“We worked really hard for five years, worked on our song craft and wanted to make sure we captured the record the right way. I love the production on it and the way we went about recording it.” Working with producer Barny Barnicott (Artic Monkeys, Kasabian) probably didn’t hurt either. “We had an established sound, he made it sound even better. He put a couple of extra layers of polish on it. When we were trying to decide on a producer we sent off tracks to a bunch of different guys; his came back and it was just big sounding.”
Big can be an overused term but it’s certainly apt for ME’s debut; grandiose rock’n’roll influenced by more groups and artists than you can poke a stick at. “I am a fan of Freddie Mercury’s vocals and obviously Queen’s theatrical nature, but when it comes to harmonies The Beatles, Beach Boys, and Simon & Garfunkel are big influences. When it comes to the classical stuff we’re into Tchaikovsky for example. But at heart we are a rock band.”
Pigeonholing ME then is fruitless, so when The Darkness is mentioned for bringing back – albeit briefly – a more grandiose brand of rock’n’roll, Ferris is keen to distance ME. “The Darkness are quite theatrical; it’s not my kind of rock. Everyone was scratching their heads thinking, ‘Are these guys a joke?’ I really don’t want to be put in that category, a parody or something, we are quite serious. But yes I would like to see more theatrical rock, but not many are doing it.”

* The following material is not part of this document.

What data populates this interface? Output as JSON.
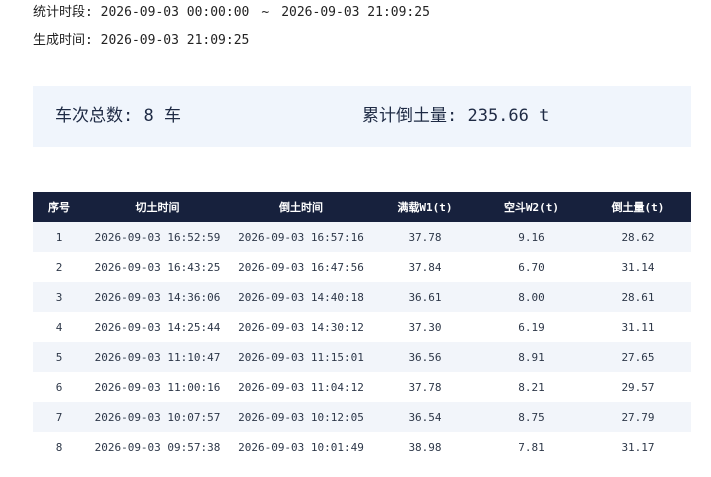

Working Life is a good example of what ME are trying to achieve – a five and a half minute rock opus of sorts, full of heavy rhythm guitar, tempo changes, strings, flute and what sounds like a choir (which apparently was not the case). “Believe it or not the choir on that song is Damian (lead guitar) myself and Mikey (bass). [We] got into the studio and did 50 over dubs for the choral part. Sixty of our voices layered over one another.” Is there a danger then of songwriting coming a second to production and arrangement? “It’s all about the song first, we have a lot of fun arranging; that’s probably where we get carried away, when we go down the epic and theatrical road. With Working Life I did want to write a song like that but at its core it was written on acoustic guitar, and you’ve got to get the right melody, the right structure. When that’s finalised and perfected, we get crazy with harmonies, vocals and instrumentalisation.”
Considering the genres ME draw from, it seems sensible that they would venture to the UK to record their first album, and seeing places that sit high in English rock lore such as Abbey Road and the stairwell in a Hampshire manor where Jon Bonham recorded the drums for When The Levee Breaks, also putting them in good stead. “It was always really exciting for us to record the album there, I just wanted to get over there and experience what life was like as a musician in Britain. I love cold weather. I don’t like this heat. The miserable English weather suited me just fine. We got that very British rock inspiration. At that same time (we were seeing these places) we were starting our first album down in the countryside next to a horse riding school, quite picturesque – it was a good time to be recording.”
Though we may possess romanticised ideas about how our favourite songwriters and lead guitarists came together (Mercury/ May, Jagger/Richards) Ferris and Damian Finlay’s first encounter was less auspicious. “When I first met Damian he had a broken arm and I couldn’t tell how good he was. But we sat down and spoke about all our influences and what sort of music we wanted to make, what we wanted to do in a band, and when he finally got his arm out of the cast I thought, ‘Jesus, this guy can play!’” Damian’s ability is no more apparent than on Rock And Roll Dandy, which could sit on Queen’s A Day At The Races with ease. Across the album his guitar can be at one moment reminiscent of Brian May, the next Tom Morello, the next Albert Hammond Jnr. It’s not all guitars blazing, there are softer moments too; the rousing Trails In The Sky and closer Their Song providing nice contrasts.
Asked if they’ve cast the net too wide songwriting and arrangement wise, and whether they can translate it live, Ferris claims the problem has always been the other way around. “Our biggest problem has always been capturing our live sound on a record; we consider ourselves more of a live band than a studio band. But we don’t have any problem whatsoever creating a big show and a big noise in the live arena.”
BY GARRY WESTMORE